WINDSOR — Microvast Holdings Inc. (Nasdaq: MVST), a Stafford, Texas-based company that designs, develops, and manufactures lithium-ion battery solutions, on Tuesday announced the expansion of its Colorado energy division to a facility in Windsor.
The facility at 31815 Great Western Drive had been home to Hexcel Corp. (NYSE: HXL), an advanced composite materials manufacturer, which ended operations there in November 2020. That closure came just months after a $6.3 billion merger with Fort Collins-based Woodward Inc. (Nasdaq: WWD) collapsed.
Microvast will use the facility to assemble and ship its products, supplementing the company’s technology and testing center at 5000 Goodman St. in nearby Timnath. That 30,000-square-foot facility opened in December.
“Northern Colorado has been a great home to Microvast, and we are excited to expand our operations by opening a manufacturing facility in Windsor,” Zach Ward, president of the Microvast Energy Division, said in a prepared statement.

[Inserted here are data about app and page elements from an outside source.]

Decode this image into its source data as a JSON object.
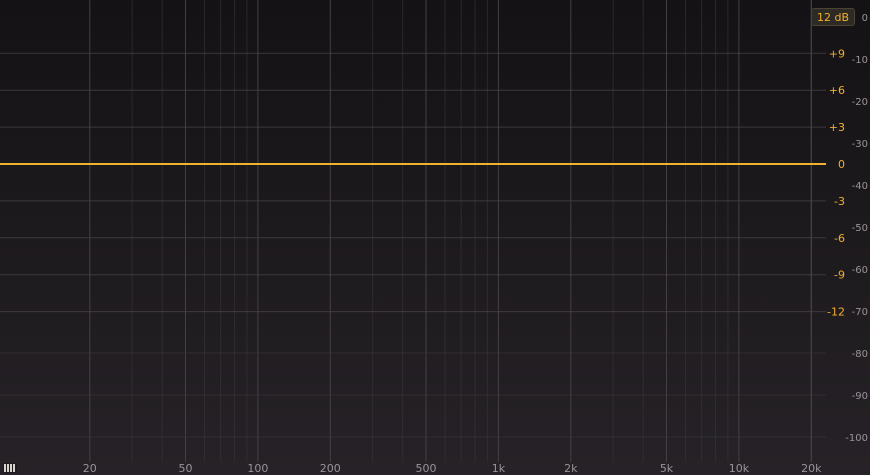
{
  "analyzer": {
    "range_button_label": "12 dB",
    "colors": {
      "background_top": "#141214",
      "background_bottom": "#262227",
      "grid": "#3a3538",
      "grid_major": "#4a4448",
      "eq_curve": "#f0b030",
      "gain_labels": "#f0b030",
      "db_labels": "#9a9498",
      "freq_labels": "#9a9498"
    },
    "frequency_labels": [
      "20",
      "50",
      "100",
      "200",
      "500",
      "1k",
      "2k",
      "5k",
      "10k",
      "20k"
    ],
    "frequency_values": [
      20,
      50,
      100,
      200,
      500,
      1000,
      2000,
      5000,
      10000,
      20000
    ],
    "gain_labels": [
      "+9",
      "+6",
      "+3",
      "0",
      "-3",
      "-6",
      "-9",
      "-12"
    ],
    "gain_values": [
      9,
      6,
      3,
      0,
      -3,
      -6,
      -9,
      -12
    ],
    "db_labels": [
      "0",
      "-10",
      "-20",
      "-30",
      "-40",
      "-50",
      "-60",
      "-70",
      "-80",
      "-90",
      "-100"
    ],
    "db_values": [
      0,
      -10,
      -20,
      -30,
      -40,
      -50,
      -60,
      -70,
      -80,
      -90,
      -100
    ],
    "eq_curve_gain": 0,
    "piano_icon": "piano-keys-icon"
  }
}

The Windsor facility is expected to be operational this year, Ward said, “and is poised to play a significant role in delivering superior energy storage systems to the fast-growing, utility-scale energy storage market, while boosting the local economy and creating more jobs here in Colorado.”
Microvast’s manufacturing plant in Windsor will provide nearly 100,000 square feet of production space, with room to add production lines for its product as needed.
“We are pleased to expand our footprint in Colorado as we continue to support the growth of the U.S. energy sector and position ourselves as a leader in the domestic lithium-ion battery manufacturing industry,” Ward said.
“Weld County has a diverse energy economy, and we welcome Microvast as it establishes operations in Windsor,” said Rich Werner, president and CEO of Upstate Colorado Economic Development. “ We look forward to continuing to work with Microvast as it expands in the region.”
The strategic location of the plant will enable Microvast to optimize its supply chain and reduce lead times, resulting in faster delivery of its ESS solution to customers across the United States, Ward said. “We expect our improved logistical capability will strengthen our competitiveness and help us transport our ESS product efficiently.”
Microvast’s ME-4300 ESS is a 20-foot battery container. With its capability to discharge for two and four hours, it is designed for energy-shifting applications such as renewables integration, peak demand and capacity support.